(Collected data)
------------------------------

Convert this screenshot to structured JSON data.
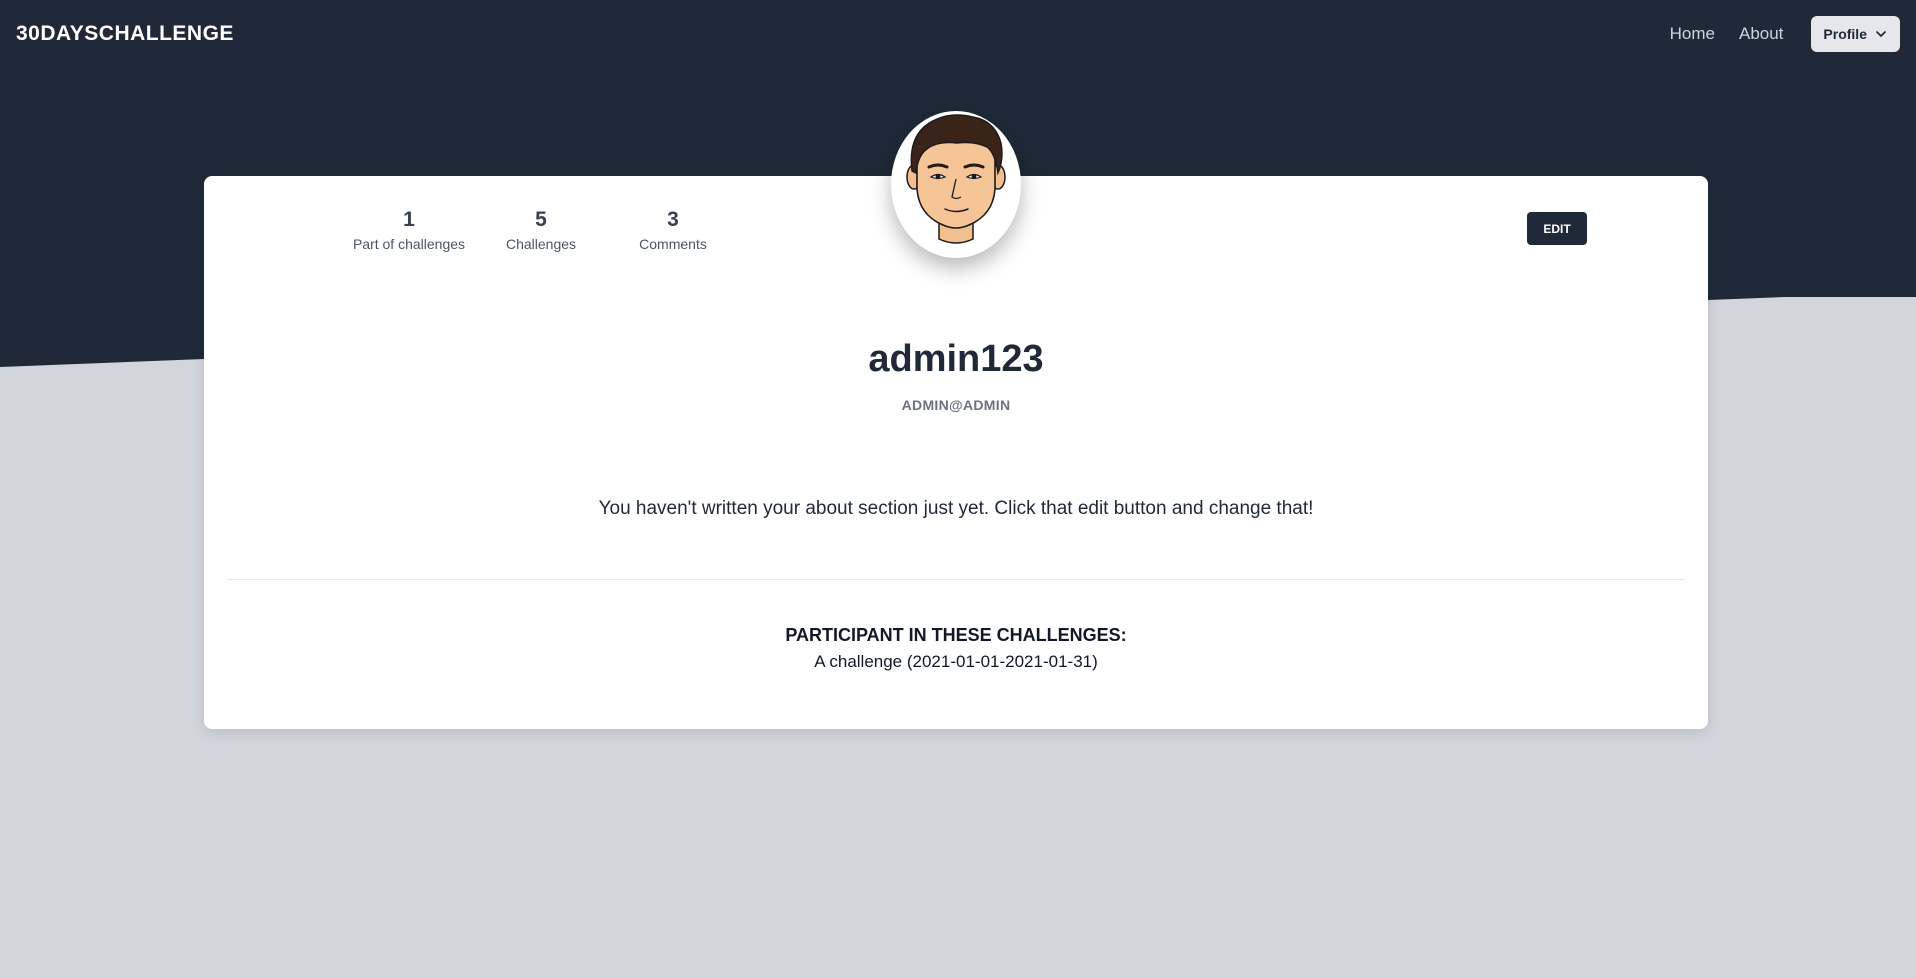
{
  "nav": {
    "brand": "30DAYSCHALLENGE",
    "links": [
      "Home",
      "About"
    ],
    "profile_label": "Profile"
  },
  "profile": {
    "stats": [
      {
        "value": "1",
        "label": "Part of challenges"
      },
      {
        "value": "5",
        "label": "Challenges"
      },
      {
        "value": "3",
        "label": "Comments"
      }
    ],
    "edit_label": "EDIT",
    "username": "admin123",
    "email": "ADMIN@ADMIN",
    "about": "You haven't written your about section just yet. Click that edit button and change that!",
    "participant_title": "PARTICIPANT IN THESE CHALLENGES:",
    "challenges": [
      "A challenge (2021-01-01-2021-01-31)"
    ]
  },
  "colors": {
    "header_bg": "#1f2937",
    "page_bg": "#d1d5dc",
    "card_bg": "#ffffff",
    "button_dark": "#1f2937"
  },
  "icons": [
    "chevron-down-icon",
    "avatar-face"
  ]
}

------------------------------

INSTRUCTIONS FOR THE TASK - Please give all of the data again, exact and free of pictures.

ANSWER TO THE EXERCISE -
Convert this screenshot to structured JSON data.
{
  "nav": {
    "brand": "30DAYSCHALLENGE",
    "links": [
      "Home",
      "About"
    ],
    "profile_label": "Profile"
  },
  "profile": {
    "stats": [
      {
        "value": "1",
        "label": "Part of challenges"
      },
      {
        "value": "5",
        "label": "Challenges"
      },
      {
        "value": "3",
        "label": "Comments"
      }
    ],
    "edit_label": "EDIT",
    "username": "admin123",
    "email": "ADMIN@ADMIN",
    "about": "You haven't written your about section just yet. Click that edit button and change that!",
    "participant_title": "PARTICIPANT IN THESE CHALLENGES:",
    "challenges": [
      "A challenge (2021-01-01-2021-01-31)"
    ]
  },
  "colors": {
    "header_bg": "#1f2937",
    "page_bg": "#d1d5dc",
    "card_bg": "#ffffff",
    "button_dark": "#1f2937"
  },
  "icons": [
    "chevron-down-icon",
    "avatar-face"
  ]
}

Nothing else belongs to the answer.